Dr Oscar Kashala, the Democratic Republic of Congo presidential candidate who was being guarded by 19 South Africans now under arrest in the DRC for plotting a coup, is a wanted man in Kinshasa.
But there were indications on Thursday that the DRC authorities might be backing off their initial accusations that the employees of a Pretoria-based security company were plotting to overthrow DRC President Joseph Kabila on behalf of Kashala.
Congolese security officials have been holding the 19 South Africans, 10 Nigerians and three Americans since Friday last week. The government originally alleged that the 32 men were conspiring to mount a coup.
But South Africa's ambassador to the DRC, Sisa Ngombane, said on Thursday it now seemed some of the men might be freed and others would simply be charged with lesser offences such as entering the country without proper papers.
However, he said he had been unable to get a meeting with the authorities to confirm what charges, if any, they intended to lay.
The focus has now shifted to Kashala, who has accused Kabila's government of inventing the coup plot to smear him. "Dr Kashala is wanted by the police," said his spokesperson, Lilian Tshintupu, on Thursday.
The police hunt for Kashala came after the 32 detainees all apparently pointed to Kashala as the only man able to answer questions put to them by police while in detention. "He decided not to go (to the police) because the way things work there, you could walk into the police station and end up there for the rest of your days," said Tshintupu.
Kashala sent legal representatives to the police station instead. Congolese authorities are still seeking him.
Late on Thursday afternoon the UN peacekeeping mission to the Congo, Monuc, held meetings with various ambassadors in the capital and later with Kashala about the incident.
Fifteen of the arrested South Africans work for the Pretoria-based security company, Omega Risk Solutions, which says the men were in the DRC to do security training and give logistical support to Kashala's campaign. Omega has been operating in the DRC for two years.
None of the detained men is believed to have been armed, which has cast further doubt on the coup allegations.
Most observers believe the men were arrested as part of a political smear campaign against Kashala.
"The only reason we can come up with is that Dr Kashala is becoming a real (political) threat. Suddenly here is a heavyweight with the right academic background and the money to do something for the Congolese," said Tshintupu.

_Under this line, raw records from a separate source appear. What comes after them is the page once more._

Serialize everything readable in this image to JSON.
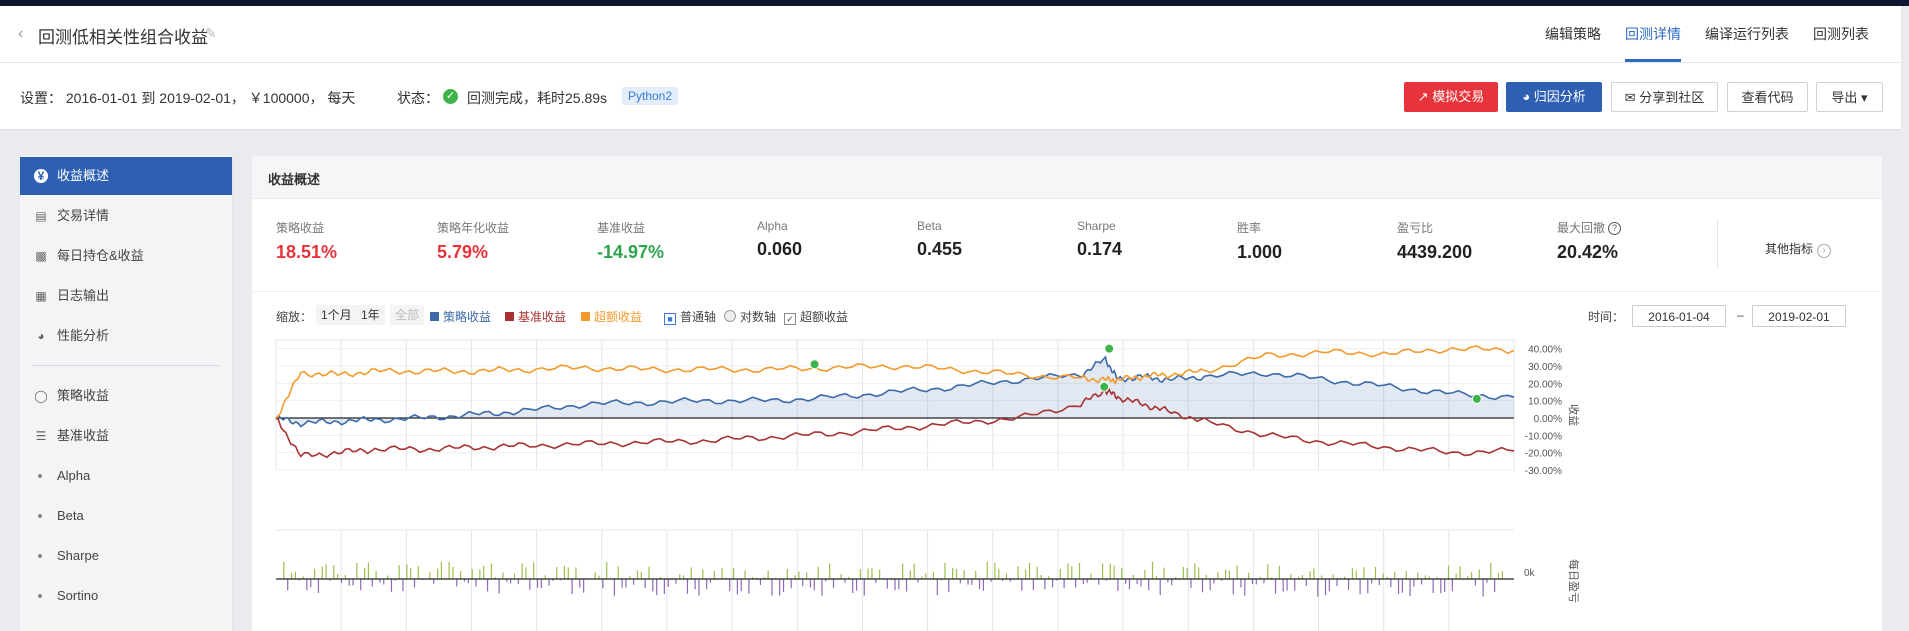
{
  "header": {
    "back_icon": "chevron-left-icon",
    "title": "回测低相关性组合收益",
    "edit_icon": "pencil-icon",
    "nav": [
      "编辑策略",
      "回测详情",
      "编译运行列表",
      "回测列表"
    ],
    "active_nav": "回测详情"
  },
  "settings": {
    "config": "设置： 2016-01-01 到 2019-02-01， ￥100000， 每天",
    "status_label": "状态：",
    "status_icon": "check-circle-icon",
    "status_text": "回测完成，耗时25.89s",
    "language_badge": "Python2",
    "buttons": {
      "sim_trade": "模拟交易",
      "attribution": "归因分析",
      "share": "分享到社区",
      "view_code": "查看代码",
      "export": "导出"
    }
  },
  "sidebar": {
    "items": [
      {
        "label": "收益概述",
        "icon": "yen-circle-icon",
        "active": true
      },
      {
        "label": "交易详情",
        "icon": "document-icon"
      },
      {
        "label": "每日持仓&收益",
        "icon": "bar-chart-icon"
      },
      {
        "label": "日志输出",
        "icon": "calendar-icon"
      },
      {
        "label": "性能分析",
        "icon": "pie-chart-icon"
      }
    ],
    "metric_items": [
      {
        "label": "策略收益",
        "icon": "lightbulb-icon"
      },
      {
        "label": "基准收益",
        "icon": "database-icon"
      },
      {
        "label": "Alpha"
      },
      {
        "label": "Beta"
      },
      {
        "label": "Sharpe"
      },
      {
        "label": "Sortino"
      }
    ]
  },
  "panel": {
    "title": "收益概述",
    "metrics": [
      {
        "label": "策略收益",
        "value": "18.51%"
      },
      {
        "label": "策略年化收益",
        "value": "5.79%"
      },
      {
        "label": "基准收益",
        "value": "-14.97%"
      },
      {
        "label": "Alpha",
        "value": "0.060"
      },
      {
        "label": "Beta",
        "value": "0.455"
      },
      {
        "label": "Sharpe",
        "value": "0.174"
      },
      {
        "label": "胜率",
        "value": "1.000"
      },
      {
        "label": "盈亏比",
        "value": "4439.200"
      },
      {
        "label": "最大回撤",
        "value": "20.42%"
      }
    ],
    "other_metrics": "其他指标",
    "controls": {
      "zoom_label": "缩放：",
      "zoom_options": [
        "1个月",
        "1年",
        "全部"
      ],
      "legend": [
        "策略收益",
        "基准收益",
        "超额收益"
      ],
      "axis_normal": "普通轴",
      "axis_log": "对数轴",
      "excess": "超额收益",
      "time_label": "时间：",
      "date_from": "2016-01-04",
      "date_sep": "–",
      "date_to": "2019-02-01"
    },
    "colors": {
      "strategy": "#3c6aa8",
      "benchmark": "#a83232",
      "excess": "#f39a2b"
    }
  },
  "chart_data": {
    "type": "line",
    "ylabel": "收益",
    "y_ticks": [
      "40.00%",
      "30.00%",
      "20.00%",
      "10.00%",
      "0.00%",
      "-10.00%",
      "-20.00%",
      "-30.00%"
    ],
    "ylim": [
      -30,
      45
    ],
    "x": [
      0,
      2,
      5,
      8,
      12,
      16,
      20,
      25,
      30,
      35,
      40,
      45,
      50,
      55,
      60,
      65,
      67,
      68,
      70,
      72,
      75,
      80,
      85,
      90,
      95,
      100
    ],
    "series": [
      {
        "name": "策略收益",
        "values": [
          0,
          -3,
          -2,
          -1,
          0,
          2,
          4,
          8,
          9,
          10,
          10,
          12,
          15,
          18,
          22,
          25,
          34,
          22,
          24,
          22,
          24,
          26,
          22,
          18,
          14,
          12
        ]
      },
      {
        "name": "基准收益",
        "values": [
          0,
          -22,
          -20,
          -18,
          -18,
          -17,
          -16,
          -15,
          -14,
          -13,
          -11,
          -9,
          -6,
          -3,
          0,
          8,
          16,
          12,
          8,
          4,
          -2,
          -10,
          -14,
          -17,
          -20,
          -19
        ]
      },
      {
        "name": "超额收益",
        "values": [
          0,
          26,
          25,
          27,
          27,
          27,
          28,
          29,
          28,
          28,
          28,
          29,
          30,
          28,
          25,
          23,
          22,
          22,
          24,
          25,
          27,
          36,
          38,
          37,
          40,
          39
        ]
      }
    ],
    "markers": [
      {
        "series": "超额收益",
        "x": 43.5,
        "y": 31
      },
      {
        "series": "策略收益",
        "x": 67.3,
        "y": 40
      },
      {
        "series": "策略收益",
        "x": 66.9,
        "y": 18
      },
      {
        "series": "策略收益",
        "x": 97,
        "y": 11
      }
    ],
    "daily_ylabel": "每日盈亏",
    "daily_tick": "0k"
  }
}
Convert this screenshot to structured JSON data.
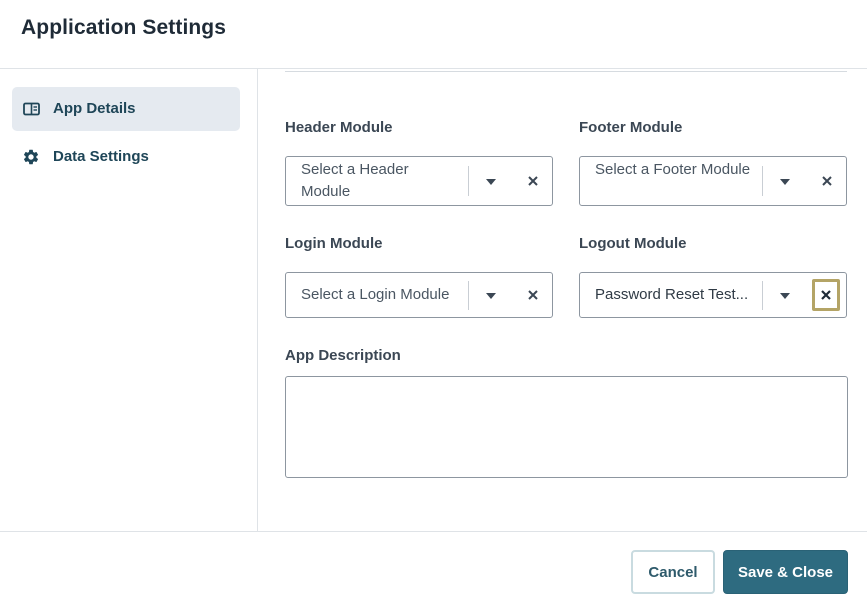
{
  "dialog": {
    "title": "Application Settings"
  },
  "sidebar": {
    "items": [
      {
        "label": "App Details",
        "icon": "panel-icon",
        "active": true
      },
      {
        "label": "Data Settings",
        "icon": "gear-icon",
        "active": false
      }
    ]
  },
  "form": {
    "header_module": {
      "label": "Header Module",
      "placeholder": "Select a Header Module"
    },
    "footer_module": {
      "label": "Footer Module",
      "placeholder": "Select a Footer Module"
    },
    "login_module": {
      "label": "Login Module",
      "placeholder": "Select a Login Module"
    },
    "logout_module": {
      "label": "Logout Module",
      "value": "Password Reset Test..."
    },
    "app_description": {
      "label": "App Description",
      "value": ""
    }
  },
  "footer": {
    "cancel_label": "Cancel",
    "save_label": "Save & Close"
  },
  "colors": {
    "accent": "#2e6b80",
    "active_nav_bg": "#e5eaf0",
    "focus_ring": "#b4a466"
  }
}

Meanwhile, it has emerged that most of the South Africans arrested in the DRC were members of the formidable former 32 Battalion.
Of the South Africans detained, eight are from Pretoria. The names of three of the detainees were released on Thursday. They are Graca da Costa and Samuel Andreas of Pretoria, and Fernando Semende of North West Province.
An ORS employee, who missed the DRC contract because he was in Iraq, said most of those being held were former members of 32 Battalion.
He said several of those now in jail had also just returned from Iraq where they had been protecting installations such as water purification plants at Ai Rustamiyah and Anumaniyah.
The security expert said those arrested were unarmed so it was highly unlikely they would have been plotting to overthrow the DRC government.
Agreeing with him, ORS chief executive Alex de Witt said none of their staff had weapons. Eight of their employees currently jailed had returned from Iraq when their contracts were completed and had been sent to the DRC because of their French-speaking abilities.
South Africa's ambassador to the DRC, Sisa Ngombane, said a consular visit to the men was planned later this week and they were doing everything in the power to help them.